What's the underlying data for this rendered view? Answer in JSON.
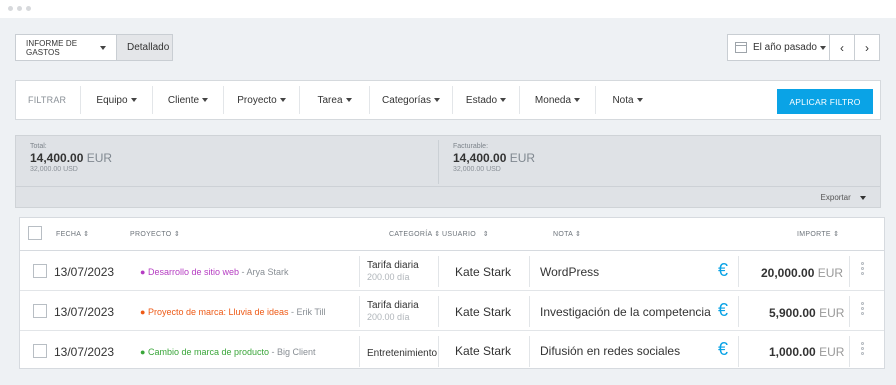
{
  "toolbar": {
    "report_type_label": "INFORME DE GASTOS",
    "view_label": "Detallado",
    "date_range_label": "El año pasado",
    "prev_symbol": "‹",
    "next_symbol": "›"
  },
  "filters": {
    "label": "FILTRAR",
    "items": [
      "Equipo",
      "Cliente",
      "Proyecto",
      "Tarea",
      "Categorías",
      "Estado",
      "Moneda",
      "Nota"
    ],
    "apply_label": "APLICAR FILTRO"
  },
  "summary": {
    "total_label": "Total:",
    "total_amount": "14,400.00",
    "total_currency": "EUR",
    "total_usd": "32,000.00 USD",
    "billable_label": "Facturable:",
    "billable_amount": "14,400.00",
    "billable_currency": "EUR",
    "billable_usd": "32,000.00 USD",
    "export_label": "Exportar"
  },
  "table": {
    "headers": {
      "date": "FECHA",
      "project": "PROYECTO",
      "category": "CATEGORÍA",
      "user": "USUARIO",
      "note": "NOTA",
      "amount": "IMPORTE"
    },
    "sort_symbol": "⇕",
    "rows": [
      {
        "date": "13/07/2023",
        "project": "Desarrollo de sitio web",
        "client": "- Arya Stark",
        "project_color": "#b53cc2",
        "category": "Tarifa diaria",
        "category_sub": "200.00 día",
        "user": "Kate Stark",
        "note": "WordPress",
        "currency_symbol": "€",
        "amount": "20,000.00",
        "amount_currency": "EUR"
      },
      {
        "date": "13/07/2023",
        "project": "Proyecto de marca: Lluvia de ideas",
        "client": "- Erik Till",
        "project_color": "#ee5a16",
        "category": "Tarifa diaria",
        "category_sub": "200.00 día",
        "user": "Kate Stark",
        "note": "Investigación de la competencia",
        "currency_symbol": "€",
        "amount": "5,900.00",
        "amount_currency": "EUR"
      },
      {
        "date": "13/07/2023",
        "project": "Cambio de marca de producto",
        "client": "- Big Client",
        "project_color": "#3aa63a",
        "category": "Entretenimiento",
        "category_sub": "",
        "user": "Kate Stark",
        "note": "Difusión en redes sociales",
        "currency_symbol": "€",
        "amount": "1,000.00",
        "amount_currency": "EUR"
      }
    ]
  }
}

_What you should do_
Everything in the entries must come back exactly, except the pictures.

_Task answer_
What's the underlying data for this rendered view? Answer in JSON.
{
  "toolbar": {
    "report_type_label": "INFORME DE GASTOS",
    "view_label": "Detallado",
    "date_range_label": "El año pasado",
    "prev_symbol": "‹",
    "next_symbol": "›"
  },
  "filters": {
    "label": "FILTRAR",
    "items": [
      "Equipo",
      "Cliente",
      "Proyecto",
      "Tarea",
      "Categorías",
      "Estado",
      "Moneda",
      "Nota"
    ],
    "apply_label": "APLICAR FILTRO"
  },
  "summary": {
    "total_label": "Total:",
    "total_amount": "14,400.00",
    "total_currency": "EUR",
    "total_usd": "32,000.00 USD",
    "billable_label": "Facturable:",
    "billable_amount": "14,400.00",
    "billable_currency": "EUR",
    "billable_usd": "32,000.00 USD",
    "export_label": "Exportar"
  },
  "table": {
    "headers": {
      "date": "FECHA",
      "project": "PROYECTO",
      "category": "CATEGORÍA",
      "user": "USUARIO",
      "note": "NOTA",
      "amount": "IMPORTE"
    },
    "sort_symbol": "⇕",
    "rows": [
      {
        "date": "13/07/2023",
        "project": "Desarrollo de sitio web",
        "client": "- Arya Stark",
        "project_color": "#b53cc2",
        "category": "Tarifa diaria",
        "category_sub": "200.00 día",
        "user": "Kate Stark",
        "note": "WordPress",
        "currency_symbol": "€",
        "amount": "20,000.00",
        "amount_currency": "EUR"
      },
      {
        "date": "13/07/2023",
        "project": "Proyecto de marca: Lluvia de ideas",
        "client": "- Erik Till",
        "project_color": "#ee5a16",
        "category": "Tarifa diaria",
        "category_sub": "200.00 día",
        "user": "Kate Stark",
        "note": "Investigación de la competencia",
        "currency_symbol": "€",
        "amount": "5,900.00",
        "amount_currency": "EUR"
      },
      {
        "date": "13/07/2023",
        "project": "Cambio de marca de producto",
        "client": "- Big Client",
        "project_color": "#3aa63a",
        "category": "Entretenimiento",
        "category_sub": "",
        "user": "Kate Stark",
        "note": "Difusión en redes sociales",
        "currency_symbol": "€",
        "amount": "1,000.00",
        "amount_currency": "EUR"
      }
    ]
  }
}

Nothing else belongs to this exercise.